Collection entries
%%
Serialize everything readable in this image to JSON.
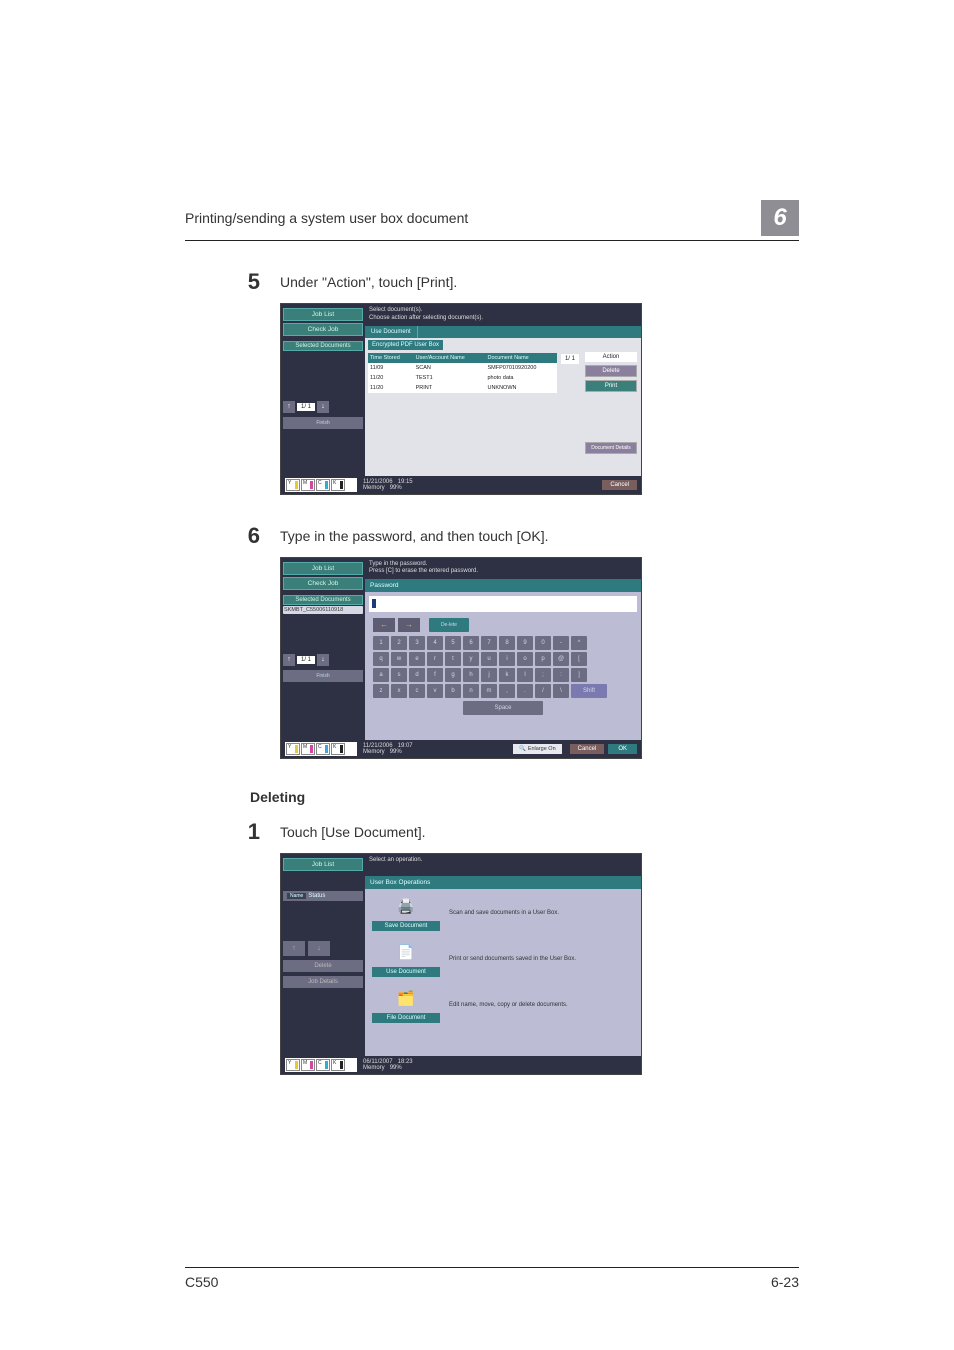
{
  "header": {
    "title": "Printing/sending a system user box document",
    "chapter": "6"
  },
  "steps": {
    "s5": {
      "num": "5",
      "text": "Under \"Action\", touch [Print]."
    },
    "s6": {
      "num": "6",
      "text": "Type in the password, and then touch [OK]."
    },
    "section": "Deleting",
    "s1": {
      "num": "1",
      "text": "Touch [Use Document]."
    }
  },
  "panelA": {
    "jobList": "Job List",
    "checkJob": "Check Job",
    "selDocs": "Selected Documents",
    "msg1": "Select document(s).",
    "msg2": "Choose action after selecting document(s).",
    "tab": "Use Document",
    "subtab": "Encrypted PDF User Box",
    "cols": {
      "time": "Time Stored",
      "user": "User/Account Name",
      "name": "Document Name"
    },
    "rows": [
      {
        "t": "11/09",
        "u": "SCAN",
        "n": "SMFP07010920200"
      },
      {
        "t": "11/20",
        "u": "TEST1",
        "n": "photo data"
      },
      {
        "t": "11/20",
        "u": "PRINT",
        "n": "UNKNOWN"
      }
    ],
    "pager": "1/  1",
    "action": "Action",
    "delete": "Delete",
    "print": "Print",
    "docDetails": "Document Details",
    "date": "11/21/2006",
    "time": "19:15",
    "mem": "Memory",
    "memv": "99%",
    "cancel": "Cancel",
    "finish": "Finish"
  },
  "panelB": {
    "jobList": "Job List",
    "checkJob": "Check Job",
    "selDocs": "Selected Documents",
    "docname": "SKMBT_C55006110918",
    "msg1": "Type in the password.",
    "msg2": "Press [C] to erase the entered password.",
    "title": "Password",
    "pager": "1/  1",
    "keys1": [
      "1",
      "2",
      "3",
      "4",
      "5",
      "6",
      "7",
      "8",
      "9",
      "0",
      "-",
      "^"
    ],
    "keys2": [
      "q",
      "w",
      "e",
      "r",
      "t",
      "y",
      "u",
      "i",
      "o",
      "p",
      "@",
      "["
    ],
    "keys3": [
      "a",
      "s",
      "d",
      "f",
      "g",
      "h",
      "j",
      "k",
      "l",
      ";",
      ":",
      "]"
    ],
    "keys4": [
      "z",
      "x",
      "c",
      "v",
      "b",
      "n",
      "m",
      ",",
      ".",
      "/",
      "\\"
    ],
    "delkey": "De-lete",
    "shift": "Shift",
    "space": "Space",
    "date": "11/21/2006",
    "time": "19:07",
    "mem": "Memory",
    "memv": "99%",
    "enlarge": "Enlarge On",
    "cancel": "Cancel",
    "ok": "OK",
    "finish": "Finish"
  },
  "panelC": {
    "jobList": "Job List",
    "msg": "Select an operation.",
    "tabtitle": "User Box Operations",
    "statusName": "Name",
    "statusStatus": "Status",
    "save": "Save Document",
    "saveDesc": "Scan and save documents in a User Box.",
    "use": "Use Document",
    "useDesc": "Print or send documents saved in the User Box.",
    "file": "File Document",
    "fileDesc": "Edit name, move, copy or delete documents.",
    "delete": "Delete",
    "details": "Job Details",
    "date": "06/11/2007",
    "time": "18:23",
    "mem": "Memory",
    "memv": "99%"
  },
  "footer": {
    "left": "C550",
    "right": "6-23"
  }
}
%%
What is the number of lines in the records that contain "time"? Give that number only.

### Completed task
4